Here are 15 companies that became famous, not for what they started doing, but for something that came later. Sure, they may be related, but the point is still valid: better to get started on something; innovative people find a way.
- Backed by French venture capital, DuPont began making gunpowder in 1802.
- McDonald's. In 1927, brothers Dick and Mac McDonald opened a hot dog stand called "The Airdrome" at the Monrovia airport in California. 21 years later, the company began focusing on hamburgers.
- Nokia was originally a paper mill in Finland.
- Sony started as a radio repair shop named Tokyo Tsushin Kogyo in post-war Tokyo. Its first original product was a tape recorder, but its breakthrough was the first "commercially successful" transistor radio, the Sony TR-55.
- 3M was originally formed in 1902 to mine corundum for making grinding wheels. The "corundum," however turned out to be anorthosite, which the company tried to use to make sandpaper. That didn't work either.
- IBM, formed as Computing Tabulating Recording Corporation (CTR) when three companies merged in 1911, made weight scales, automatic meat slicers, coffee grinders, time-keeping systems, and computer punch card equipment.
- Kraft Foods. James L. Kraft started a wholesale door-to-door cheese business in Chicago in 1903.
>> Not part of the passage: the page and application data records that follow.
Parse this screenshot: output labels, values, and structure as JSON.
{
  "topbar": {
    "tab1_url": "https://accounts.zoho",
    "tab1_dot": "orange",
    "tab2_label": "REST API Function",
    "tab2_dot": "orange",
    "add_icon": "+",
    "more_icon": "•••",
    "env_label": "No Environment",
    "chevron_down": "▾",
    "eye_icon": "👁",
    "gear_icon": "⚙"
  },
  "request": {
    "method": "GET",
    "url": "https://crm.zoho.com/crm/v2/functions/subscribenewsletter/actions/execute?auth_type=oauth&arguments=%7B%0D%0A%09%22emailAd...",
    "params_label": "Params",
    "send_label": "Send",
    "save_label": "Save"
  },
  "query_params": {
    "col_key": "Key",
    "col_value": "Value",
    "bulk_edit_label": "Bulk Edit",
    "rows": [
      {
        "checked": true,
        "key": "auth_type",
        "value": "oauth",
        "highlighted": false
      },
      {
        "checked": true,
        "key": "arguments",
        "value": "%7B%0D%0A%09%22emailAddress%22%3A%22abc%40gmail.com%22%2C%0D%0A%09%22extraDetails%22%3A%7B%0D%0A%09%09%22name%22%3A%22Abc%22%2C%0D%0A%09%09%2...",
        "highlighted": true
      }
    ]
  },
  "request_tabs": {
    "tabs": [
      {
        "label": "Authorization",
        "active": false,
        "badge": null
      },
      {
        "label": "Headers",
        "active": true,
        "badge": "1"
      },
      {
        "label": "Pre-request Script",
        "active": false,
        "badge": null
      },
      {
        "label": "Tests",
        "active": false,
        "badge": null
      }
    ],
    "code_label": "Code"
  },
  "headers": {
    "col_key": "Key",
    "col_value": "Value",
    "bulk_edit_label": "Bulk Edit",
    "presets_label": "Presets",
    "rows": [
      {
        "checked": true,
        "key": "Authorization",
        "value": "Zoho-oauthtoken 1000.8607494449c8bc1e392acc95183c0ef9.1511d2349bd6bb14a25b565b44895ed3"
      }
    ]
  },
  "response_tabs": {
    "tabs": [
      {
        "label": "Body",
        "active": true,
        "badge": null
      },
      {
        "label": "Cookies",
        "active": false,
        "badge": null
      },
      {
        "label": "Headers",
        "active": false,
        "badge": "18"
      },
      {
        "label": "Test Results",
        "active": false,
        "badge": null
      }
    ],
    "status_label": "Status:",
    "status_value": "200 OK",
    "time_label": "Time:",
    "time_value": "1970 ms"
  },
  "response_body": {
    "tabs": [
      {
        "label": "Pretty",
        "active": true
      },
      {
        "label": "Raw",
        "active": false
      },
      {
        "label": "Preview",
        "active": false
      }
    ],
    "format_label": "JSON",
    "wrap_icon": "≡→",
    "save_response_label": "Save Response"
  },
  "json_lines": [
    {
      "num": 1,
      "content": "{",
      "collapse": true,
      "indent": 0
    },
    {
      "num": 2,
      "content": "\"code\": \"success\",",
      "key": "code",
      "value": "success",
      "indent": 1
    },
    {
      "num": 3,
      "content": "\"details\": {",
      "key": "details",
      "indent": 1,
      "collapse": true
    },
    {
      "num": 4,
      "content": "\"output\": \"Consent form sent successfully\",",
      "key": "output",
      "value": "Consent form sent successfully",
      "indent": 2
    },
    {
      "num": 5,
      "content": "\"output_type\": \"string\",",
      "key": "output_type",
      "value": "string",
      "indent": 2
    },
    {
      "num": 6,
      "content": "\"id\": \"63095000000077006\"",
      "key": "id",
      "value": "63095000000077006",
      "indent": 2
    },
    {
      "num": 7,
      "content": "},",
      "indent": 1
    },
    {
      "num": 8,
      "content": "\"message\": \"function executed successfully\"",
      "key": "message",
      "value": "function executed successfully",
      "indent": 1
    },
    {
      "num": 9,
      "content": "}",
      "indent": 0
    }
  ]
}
- Founded by Konosuke Matsushita in 1918, the company now known as Panasonic began producing duplex lamp sockets and bicycle lamps. Matsushita's brother-in-law later founded Sanyo.
- Toyota. In 1926, Sakichi Toyoda - the inventor of a line of highly efficient manual and machine-powered looms - founded Toyoda Automatic Loom Works, Ltd. Seven years later, the company ventured into automobiles.
- In 1919, Cornelius Vander Starr opened AIG as an insurance agency in Shanghai, China.
- Xerox was founded in 1906 as The Haloid Photographic Company making photographic paper and equipment.
- Motorola began life as Galvin Manufacturing Corporation in 1928. Its first product - a "battery eliminator" for battery-powered radios to run on household electricity - was sold to Sears, Roebuck and Co.
- American Express was the first "FedEx." It started in 1850 as an express mail company, formed by Henry Wells, William Fargo, and John Warren Butterfield. The same folks founded Wells Fargo two years later to handle California.
- Texas Instruments began life as Geophysical Survey Inc. doing seismic exploration for the petroleum industry. GSI is now part of Halliburton.
- In 1899, a limited partnership between Japanese investors and America's Western Electric Company created Nippon Electric Company, or NEC, to make telephones and switching systems for the Japanese market.